- Interacting Multiple Options: Multiple options from the five above that are interrelated—many real options provide a combination of the flexibility created from the above.
Now back to the Giants and the A’s. Let’s first look at the Giants:

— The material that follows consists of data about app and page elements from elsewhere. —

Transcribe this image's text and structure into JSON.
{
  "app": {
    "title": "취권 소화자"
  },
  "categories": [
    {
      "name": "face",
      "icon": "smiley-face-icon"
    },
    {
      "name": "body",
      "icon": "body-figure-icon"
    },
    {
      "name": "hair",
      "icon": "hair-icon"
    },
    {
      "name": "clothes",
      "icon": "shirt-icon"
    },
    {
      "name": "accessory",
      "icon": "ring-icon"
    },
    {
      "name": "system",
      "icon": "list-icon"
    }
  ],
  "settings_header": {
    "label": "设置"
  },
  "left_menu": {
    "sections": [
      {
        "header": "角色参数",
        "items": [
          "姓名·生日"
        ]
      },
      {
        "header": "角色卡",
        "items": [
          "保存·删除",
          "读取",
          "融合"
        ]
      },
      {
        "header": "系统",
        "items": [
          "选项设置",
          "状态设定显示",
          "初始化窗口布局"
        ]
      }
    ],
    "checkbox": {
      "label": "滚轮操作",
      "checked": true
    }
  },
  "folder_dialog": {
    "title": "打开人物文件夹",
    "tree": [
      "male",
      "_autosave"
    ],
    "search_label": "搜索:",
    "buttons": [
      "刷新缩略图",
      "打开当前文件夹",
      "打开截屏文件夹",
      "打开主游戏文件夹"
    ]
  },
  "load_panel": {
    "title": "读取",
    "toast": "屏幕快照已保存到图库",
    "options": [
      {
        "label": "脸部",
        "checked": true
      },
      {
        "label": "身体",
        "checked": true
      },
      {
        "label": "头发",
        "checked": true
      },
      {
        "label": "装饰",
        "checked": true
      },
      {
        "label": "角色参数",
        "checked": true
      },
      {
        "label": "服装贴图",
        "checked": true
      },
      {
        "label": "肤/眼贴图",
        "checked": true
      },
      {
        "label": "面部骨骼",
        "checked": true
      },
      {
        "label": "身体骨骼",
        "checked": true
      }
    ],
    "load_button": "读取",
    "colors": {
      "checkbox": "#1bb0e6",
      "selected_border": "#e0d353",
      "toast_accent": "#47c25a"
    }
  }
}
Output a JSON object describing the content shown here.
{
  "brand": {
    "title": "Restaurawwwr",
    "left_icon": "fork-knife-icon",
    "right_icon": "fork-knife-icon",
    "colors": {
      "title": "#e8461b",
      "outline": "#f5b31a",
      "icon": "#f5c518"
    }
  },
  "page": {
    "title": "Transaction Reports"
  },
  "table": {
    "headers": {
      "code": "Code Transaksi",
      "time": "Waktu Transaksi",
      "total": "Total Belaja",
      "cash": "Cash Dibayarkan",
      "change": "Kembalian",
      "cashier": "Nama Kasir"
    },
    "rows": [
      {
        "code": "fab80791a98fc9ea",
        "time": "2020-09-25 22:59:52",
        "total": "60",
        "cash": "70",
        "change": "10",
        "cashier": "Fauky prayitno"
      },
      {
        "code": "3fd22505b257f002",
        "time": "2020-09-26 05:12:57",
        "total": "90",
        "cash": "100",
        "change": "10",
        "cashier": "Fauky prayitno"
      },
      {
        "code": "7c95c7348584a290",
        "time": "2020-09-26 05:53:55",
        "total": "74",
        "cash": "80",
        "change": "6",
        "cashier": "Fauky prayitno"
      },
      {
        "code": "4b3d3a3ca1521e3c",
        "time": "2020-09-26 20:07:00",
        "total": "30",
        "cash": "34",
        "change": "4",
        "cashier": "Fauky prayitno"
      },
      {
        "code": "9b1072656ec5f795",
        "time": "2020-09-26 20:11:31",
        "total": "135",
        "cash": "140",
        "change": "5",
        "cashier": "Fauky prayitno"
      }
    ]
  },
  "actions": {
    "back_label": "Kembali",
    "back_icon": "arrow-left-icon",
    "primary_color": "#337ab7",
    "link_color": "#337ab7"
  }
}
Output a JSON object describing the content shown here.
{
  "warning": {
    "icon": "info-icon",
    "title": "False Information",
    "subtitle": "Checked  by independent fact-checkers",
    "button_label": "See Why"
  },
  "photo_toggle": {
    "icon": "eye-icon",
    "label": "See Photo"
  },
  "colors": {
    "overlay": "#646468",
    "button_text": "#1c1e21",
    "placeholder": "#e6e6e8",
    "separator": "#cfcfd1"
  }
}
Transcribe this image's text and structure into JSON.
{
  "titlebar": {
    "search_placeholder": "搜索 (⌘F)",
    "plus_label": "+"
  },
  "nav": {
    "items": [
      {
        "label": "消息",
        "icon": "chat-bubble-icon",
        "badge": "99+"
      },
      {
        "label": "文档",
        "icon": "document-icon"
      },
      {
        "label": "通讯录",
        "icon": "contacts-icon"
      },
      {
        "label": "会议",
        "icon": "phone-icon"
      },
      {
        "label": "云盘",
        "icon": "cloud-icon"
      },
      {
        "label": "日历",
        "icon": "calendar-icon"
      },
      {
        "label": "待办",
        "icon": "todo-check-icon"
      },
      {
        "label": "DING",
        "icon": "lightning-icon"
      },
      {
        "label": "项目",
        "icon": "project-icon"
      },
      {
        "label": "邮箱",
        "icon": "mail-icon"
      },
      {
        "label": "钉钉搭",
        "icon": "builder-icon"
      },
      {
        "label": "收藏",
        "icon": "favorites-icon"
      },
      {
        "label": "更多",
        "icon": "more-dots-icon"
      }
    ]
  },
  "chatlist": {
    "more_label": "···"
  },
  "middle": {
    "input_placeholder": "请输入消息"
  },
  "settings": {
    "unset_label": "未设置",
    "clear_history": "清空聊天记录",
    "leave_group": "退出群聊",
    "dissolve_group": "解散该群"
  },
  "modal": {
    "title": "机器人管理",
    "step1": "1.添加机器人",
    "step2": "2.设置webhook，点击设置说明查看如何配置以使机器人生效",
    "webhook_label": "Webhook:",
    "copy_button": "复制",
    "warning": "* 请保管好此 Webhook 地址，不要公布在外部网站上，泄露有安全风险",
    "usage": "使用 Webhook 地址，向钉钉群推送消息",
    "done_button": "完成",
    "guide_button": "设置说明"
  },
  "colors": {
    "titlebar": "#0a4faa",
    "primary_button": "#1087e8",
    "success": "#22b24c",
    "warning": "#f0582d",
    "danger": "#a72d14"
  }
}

- The Giants passed on signing Adam Dunn or any prominent offensive free agent in the offseason and thus avoided making a large investment, but made small moves, and a small investment, by signing average shortstop Edgar Renteria and veteran pitchers Randy Johnson, Jeremy Affeldt, and Bob Howry. However, now two days before the trading deadline, and currently tied for the wild card lead, they’ve made two trades, trading for Ryan Garko, a slight upgrade to their existing 1st base solution and for Freddy Sanchez, a former league batting champion and All-star, and they may not be done yet. What I believe they’ve done is follow an Option to Defer. I honestly don’t think that GM Brian Sabean thought they had a team that would compete in 2009 even with a player like Adam Dunn, so they decided to forego the large investment in the offseason but made a small investment in Johnson, Affeldt, and Howry that they hoped would give them a chance to compete, and then if market information at the mid-season point in 2009 suggested they were in a pennant race, they could make a trade and risk losing solid prospects (pitcher Tim Alderson) and make a more expensive investment in a player like Adam Dunn or a Freddy Sanchez (who desires a $20M contract over the next 3 years). Low and behold, the Giants are in the Wild Card race, thus the market information became more clear and they could invest more (Sanchez’s salary demands and losing prospect Alderson) which would pay off in the form of greater ticket sales and enterprise value if the Giants made the playoffs which they hope the arrival of Sanchez ensures.
Now on to the A’s:
- The A’s traded 3 players for Matt Holliday in the off-season only to trade Holliday near the trading deadline for three additional players. Beane’s strategy seems to me to be an Option to Alter. Beane traded for Holliday and thus made the investment (investment was primarily through losing the three players: Huston Street, Carlos Gonzalez, and Greg Smith) to scale his operations from the beginning of the season by improving a weak offense. If the team’s record (market information) didn’t suggest a chance at the playoffs, he could then use that information at the trade deadline and contract his future investment level by trading Holliday for other young prospects. And with Beane’s confidence in getting the best prospects, he felt he could get three better prospects than the three he gave up. Time will ultimately tell, but he acquired Brett Wallace, Clayton Mortenson, and Shane Peterson from the St. Louis Cardinals, with Wallace considered the gem of the trio. Many analysts such as Ken Rosenthal are already claiming that this trio are better prospects than the original three Beane traded to get Holliday. (Note: Beane’s halo is starting to diminish given the A’s struggles the last couple of years as evidenced by this critical article).
In my professional career in corporate finance, I’ve used Real Options theory primarily in evaluating capacity and resource investment decisions, but to me, it definitely helps provide a framework for some of the investment decisions and timing of those investments that baseball GM’s are making.